Data records:

>>>>

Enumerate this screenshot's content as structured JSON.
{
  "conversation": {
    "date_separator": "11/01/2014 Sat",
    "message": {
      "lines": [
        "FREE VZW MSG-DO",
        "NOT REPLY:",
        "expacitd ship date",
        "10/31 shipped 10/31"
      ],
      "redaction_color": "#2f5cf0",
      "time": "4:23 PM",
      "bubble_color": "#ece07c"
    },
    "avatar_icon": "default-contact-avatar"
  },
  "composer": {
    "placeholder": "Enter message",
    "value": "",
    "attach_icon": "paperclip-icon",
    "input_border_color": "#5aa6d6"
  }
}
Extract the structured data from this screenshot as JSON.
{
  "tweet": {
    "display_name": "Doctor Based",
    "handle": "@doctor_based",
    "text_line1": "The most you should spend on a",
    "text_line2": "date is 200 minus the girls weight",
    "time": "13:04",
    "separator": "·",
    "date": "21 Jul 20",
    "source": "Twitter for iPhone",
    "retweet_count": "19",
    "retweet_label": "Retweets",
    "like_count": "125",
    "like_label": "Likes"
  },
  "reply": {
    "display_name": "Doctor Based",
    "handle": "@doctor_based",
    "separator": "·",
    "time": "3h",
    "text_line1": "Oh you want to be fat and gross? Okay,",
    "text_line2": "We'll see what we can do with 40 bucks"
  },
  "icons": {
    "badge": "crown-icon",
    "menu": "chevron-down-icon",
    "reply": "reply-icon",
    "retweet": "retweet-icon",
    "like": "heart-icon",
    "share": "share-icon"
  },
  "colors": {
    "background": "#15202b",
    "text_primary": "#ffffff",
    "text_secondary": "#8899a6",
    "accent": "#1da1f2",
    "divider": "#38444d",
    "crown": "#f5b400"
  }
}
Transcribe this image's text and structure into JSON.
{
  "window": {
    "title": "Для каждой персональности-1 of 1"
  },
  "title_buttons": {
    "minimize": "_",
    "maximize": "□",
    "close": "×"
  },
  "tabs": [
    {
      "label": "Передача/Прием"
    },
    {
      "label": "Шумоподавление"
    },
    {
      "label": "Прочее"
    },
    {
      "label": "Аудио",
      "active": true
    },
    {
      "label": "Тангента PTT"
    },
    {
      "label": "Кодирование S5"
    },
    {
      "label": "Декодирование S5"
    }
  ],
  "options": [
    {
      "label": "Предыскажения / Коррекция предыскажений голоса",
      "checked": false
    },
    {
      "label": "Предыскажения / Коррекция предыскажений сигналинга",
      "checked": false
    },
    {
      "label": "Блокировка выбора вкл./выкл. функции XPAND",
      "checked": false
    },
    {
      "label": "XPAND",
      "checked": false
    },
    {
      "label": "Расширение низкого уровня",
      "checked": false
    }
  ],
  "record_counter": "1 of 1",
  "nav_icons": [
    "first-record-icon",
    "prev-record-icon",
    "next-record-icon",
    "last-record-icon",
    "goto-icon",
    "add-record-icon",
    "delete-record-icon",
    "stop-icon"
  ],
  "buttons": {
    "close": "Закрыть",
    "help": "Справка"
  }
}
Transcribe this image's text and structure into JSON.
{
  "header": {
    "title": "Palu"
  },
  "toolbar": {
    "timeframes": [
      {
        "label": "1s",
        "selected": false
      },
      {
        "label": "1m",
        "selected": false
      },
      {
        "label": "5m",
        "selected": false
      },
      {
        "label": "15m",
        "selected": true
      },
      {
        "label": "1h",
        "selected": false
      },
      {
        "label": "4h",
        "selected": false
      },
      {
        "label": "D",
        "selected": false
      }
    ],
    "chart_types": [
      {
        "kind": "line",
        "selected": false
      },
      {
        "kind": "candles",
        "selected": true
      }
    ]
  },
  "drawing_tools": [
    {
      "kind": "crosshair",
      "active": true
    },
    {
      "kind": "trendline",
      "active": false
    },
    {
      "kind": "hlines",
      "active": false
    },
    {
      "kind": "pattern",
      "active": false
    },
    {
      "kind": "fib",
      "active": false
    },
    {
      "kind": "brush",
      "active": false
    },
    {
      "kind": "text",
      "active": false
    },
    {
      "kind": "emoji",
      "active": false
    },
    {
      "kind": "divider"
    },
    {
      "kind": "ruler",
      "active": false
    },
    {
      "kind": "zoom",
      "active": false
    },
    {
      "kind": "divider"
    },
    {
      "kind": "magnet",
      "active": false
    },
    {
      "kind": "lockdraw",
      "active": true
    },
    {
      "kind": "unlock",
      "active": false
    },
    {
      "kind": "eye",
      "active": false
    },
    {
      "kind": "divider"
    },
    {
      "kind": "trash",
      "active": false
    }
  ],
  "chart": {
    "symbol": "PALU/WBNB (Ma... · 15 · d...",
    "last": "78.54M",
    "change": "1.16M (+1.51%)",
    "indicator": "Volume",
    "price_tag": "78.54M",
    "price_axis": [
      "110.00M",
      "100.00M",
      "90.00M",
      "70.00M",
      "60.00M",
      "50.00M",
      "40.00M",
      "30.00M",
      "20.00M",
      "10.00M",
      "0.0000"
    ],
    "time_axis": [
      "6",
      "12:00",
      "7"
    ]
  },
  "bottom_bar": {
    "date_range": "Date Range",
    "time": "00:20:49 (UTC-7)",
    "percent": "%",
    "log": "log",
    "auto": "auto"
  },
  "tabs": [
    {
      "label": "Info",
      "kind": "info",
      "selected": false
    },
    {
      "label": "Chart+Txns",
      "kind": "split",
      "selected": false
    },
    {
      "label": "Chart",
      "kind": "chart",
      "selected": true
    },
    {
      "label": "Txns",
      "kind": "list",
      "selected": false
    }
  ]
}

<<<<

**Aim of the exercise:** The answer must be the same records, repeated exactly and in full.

**Result for this exercise:**
Enumerate this screenshot's content as structured JSON.
{
  "conversation": {
    "date_separator": "11/01/2014 Sat",
    "message": {
      "lines": [
        "FREE VZW MSG-DO",
        "NOT REPLY:",
        "expacitd ship date",
        "10/31 shipped 10/31"
      ],
      "redaction_color": "#2f5cf0",
      "time": "4:23 PM",
      "bubble_color": "#ece07c"
    },
    "avatar_icon": "default-contact-avatar"
  },
  "composer": {
    "placeholder": "Enter message",
    "value": "",
    "attach_icon": "paperclip-icon",
    "input_border_color": "#5aa6d6"
  }
}
Extract the structured data from this screenshot as JSON.
{
  "tweet": {
    "display_name": "Doctor Based",
    "handle": "@doctor_based",
    "text_line1": "The most you should spend on a",
    "text_line2": "date is 200 minus the girls weight",
    "time": "13:04",
    "separator": "·",
    "date": "21 Jul 20",
    "source": "Twitter for iPhone",
    "retweet_count": "19",
    "retweet_label": "Retweets",
    "like_count": "125",
    "like_label": "Likes"
  },
  "reply": {
    "display_name": "Doctor Based",
    "handle": "@doctor_based",
    "separator": "·",
    "time": "3h",
    "text_line1": "Oh you want to be fat and gross? Okay,",
    "text_line2": "We'll see what we can do with 40 bucks"
  },
  "icons": {
    "badge": "crown-icon",
    "menu": "chevron-down-icon",
    "reply": "reply-icon",
    "retweet": "retweet-icon",
    "like": "heart-icon",
    "share": "share-icon"
  },
  "colors": {
    "background": "#15202b",
    "text_primary": "#ffffff",
    "text_secondary": "#8899a6",
    "accent": "#1da1f2",
    "divider": "#38444d",
    "crown": "#f5b400"
  }
}
Transcribe this image's text and structure into JSON.
{
  "window": {
    "title": "Для каждой персональности-1 of 1"
  },
  "title_buttons": {
    "minimize": "_",
    "maximize": "□",
    "close": "×"
  },
  "tabs": [
    {
      "label": "Передача/Прием"
    },
    {
      "label": "Шумоподавление"
    },
    {
      "label": "Прочее"
    },
    {
      "label": "Аудио",
      "active": true
    },
    {
      "label": "Тангента PTT"
    },
    {
      "label": "Кодирование S5"
    },
    {
      "label": "Декодирование S5"
    }
  ],
  "options": [
    {
      "label": "Предыскажения / Коррекция предыскажений голоса",
      "checked": false
    },
    {
      "label": "Предыскажения / Коррекция предыскажений сигналинга",
      "checked": false
    },
    {
      "label": "Блокировка выбора вкл./выкл. функции XPAND",
      "checked": false
    },
    {
      "label": "XPAND",
      "checked": false
    },
    {
      "label": "Расширение низкого уровня",
      "checked": false
    }
  ],
  "record_counter": "1 of 1",
  "nav_icons": [
    "first-record-icon",
    "prev-record-icon",
    "next-record-icon",
    "last-record-icon",
    "goto-icon",
    "add-record-icon",
    "delete-record-icon",
    "stop-icon"
  ],
  "buttons": {
    "close": "Закрыть",
    "help": "Справка"
  }
}
Transcribe this image's text and structure into JSON.
{
  "header": {
    "title": "Palu"
  },
  "toolbar": {
    "timeframes": [
      {
        "label": "1s",
        "selected": false
      },
      {
        "label": "1m",
        "selected": false
      },
      {
        "label": "5m",
        "selected": false
      },
      {
        "label": "15m",
        "selected": true
      },
      {
        "label": "1h",
        "selected": false
      },
      {
        "label": "4h",
        "selected": false
      },
      {
        "label": "D",
        "selected": false
      }
    ],
    "chart_types": [
      {
        "kind": "line",
        "selected": false
      },
      {
        "kind": "candles",
        "selected": true
      }
    ]
  },
  "drawing_tools": [
    {
      "kind": "crosshair",
      "active": true
    },
    {
      "kind": "trendline",
      "active": false
    },
    {
      "kind": "hlines",
      "active": false
    },
    {
      "kind": "pattern",
      "active": false
    },
    {
      "kind": "fib",
      "active": false
    },
    {
      "kind": "brush",
      "active": false
    },
    {
      "kind": "text",
      "active": false
    },
    {
      "kind": "emoji",
      "active": false
    },
    {
      "kind": "divider"
    },
    {
      "kind": "ruler",
      "active": false
    },
    {
      "kind": "zoom",
      "active": false
    },
    {
      "kind": "divider"
    },
    {
      "kind": "magnet",
      "active": false
    },
    {
      "kind": "lockdraw",
      "active": true
    },
    {
      "kind": "unlock",
      "active": false
    },
    {
      "kind": "eye",
      "active": false
    },
    {
      "kind": "divider"
    },
    {
      "kind": "trash",
      "active": false
    }
  ],
  "chart": {
    "symbol": "PALU/WBNB (Ma... · 15 · d...",
    "last": "78.54M",
    "change": "1.16M (+1.51%)",
    "indicator": "Volume",
    "price_tag": "78.54M",
    "price_axis": [
      "110.00M",
      "100.00M",
      "90.00M",
      "70.00M",
      "60.00M",
      "50.00M",
      "40.00M",
      "30.00M",
      "20.00M",
      "10.00M",
      "0.0000"
    ],
    "time_axis": [
      "6",
      "12:00",
      "7"
    ]
  },
  "bottom_bar": {
    "date_range": "Date Range",
    "time": "00:20:49 (UTC-7)",
    "percent": "%",
    "log": "log",
    "auto": "auto"
  },
  "tabs": [
    {
      "label": "Info",
      "kind": "info",
      "selected": false
    },
    {
      "label": "Chart+Txns",
      "kind": "split",
      "selected": false
    },
    {
      "label": "Chart",
      "kind": "chart",
      "selected": true
    },
    {
      "label": "Txns",
      "kind": "list",
      "selected": false
    }
  ]
}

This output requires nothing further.